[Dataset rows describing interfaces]
************
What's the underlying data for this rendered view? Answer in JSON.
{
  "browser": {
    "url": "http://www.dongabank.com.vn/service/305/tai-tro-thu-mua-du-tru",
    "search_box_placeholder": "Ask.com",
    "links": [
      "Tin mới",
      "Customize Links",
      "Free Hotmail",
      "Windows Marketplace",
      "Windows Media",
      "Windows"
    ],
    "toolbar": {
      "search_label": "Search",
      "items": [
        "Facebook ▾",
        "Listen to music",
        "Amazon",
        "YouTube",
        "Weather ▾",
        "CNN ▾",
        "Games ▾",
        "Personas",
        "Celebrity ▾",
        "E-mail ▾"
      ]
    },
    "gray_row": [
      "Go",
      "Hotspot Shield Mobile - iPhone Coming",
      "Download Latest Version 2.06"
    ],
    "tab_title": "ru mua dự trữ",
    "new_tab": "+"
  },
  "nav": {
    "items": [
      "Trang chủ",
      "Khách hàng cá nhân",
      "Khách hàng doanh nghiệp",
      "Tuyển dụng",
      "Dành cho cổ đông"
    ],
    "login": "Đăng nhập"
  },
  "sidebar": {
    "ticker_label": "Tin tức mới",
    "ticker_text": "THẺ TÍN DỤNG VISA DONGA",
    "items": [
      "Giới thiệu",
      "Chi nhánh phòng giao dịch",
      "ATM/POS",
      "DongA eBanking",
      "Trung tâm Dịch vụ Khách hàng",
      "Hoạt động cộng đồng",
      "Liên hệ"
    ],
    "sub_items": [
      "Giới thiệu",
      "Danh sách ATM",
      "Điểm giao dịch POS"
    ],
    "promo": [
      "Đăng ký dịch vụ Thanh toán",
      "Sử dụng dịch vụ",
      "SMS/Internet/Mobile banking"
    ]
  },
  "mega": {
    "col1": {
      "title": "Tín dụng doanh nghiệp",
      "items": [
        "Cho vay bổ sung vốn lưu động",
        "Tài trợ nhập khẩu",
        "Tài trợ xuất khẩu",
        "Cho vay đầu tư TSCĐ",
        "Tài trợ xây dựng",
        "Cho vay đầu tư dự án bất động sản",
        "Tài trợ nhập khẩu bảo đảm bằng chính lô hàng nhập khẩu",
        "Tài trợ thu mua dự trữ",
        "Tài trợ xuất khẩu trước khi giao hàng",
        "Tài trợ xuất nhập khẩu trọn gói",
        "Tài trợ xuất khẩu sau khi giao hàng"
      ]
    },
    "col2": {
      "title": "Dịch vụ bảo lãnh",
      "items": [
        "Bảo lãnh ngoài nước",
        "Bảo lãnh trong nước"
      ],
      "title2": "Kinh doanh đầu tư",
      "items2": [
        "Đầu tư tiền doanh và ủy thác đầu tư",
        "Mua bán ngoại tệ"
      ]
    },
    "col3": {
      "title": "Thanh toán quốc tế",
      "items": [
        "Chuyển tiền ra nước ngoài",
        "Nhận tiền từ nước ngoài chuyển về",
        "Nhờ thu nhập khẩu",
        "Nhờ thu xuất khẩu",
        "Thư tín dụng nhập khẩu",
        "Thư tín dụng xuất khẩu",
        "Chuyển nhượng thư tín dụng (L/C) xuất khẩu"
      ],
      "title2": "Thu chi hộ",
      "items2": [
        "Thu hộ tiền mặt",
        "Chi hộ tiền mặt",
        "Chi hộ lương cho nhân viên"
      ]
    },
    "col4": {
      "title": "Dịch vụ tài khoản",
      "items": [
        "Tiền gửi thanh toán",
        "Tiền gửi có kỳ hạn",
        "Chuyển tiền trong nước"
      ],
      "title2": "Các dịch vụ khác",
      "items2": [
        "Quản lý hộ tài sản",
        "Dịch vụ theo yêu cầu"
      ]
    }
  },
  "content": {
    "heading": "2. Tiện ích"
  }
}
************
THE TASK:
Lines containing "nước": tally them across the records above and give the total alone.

TASK SOLUTION:
5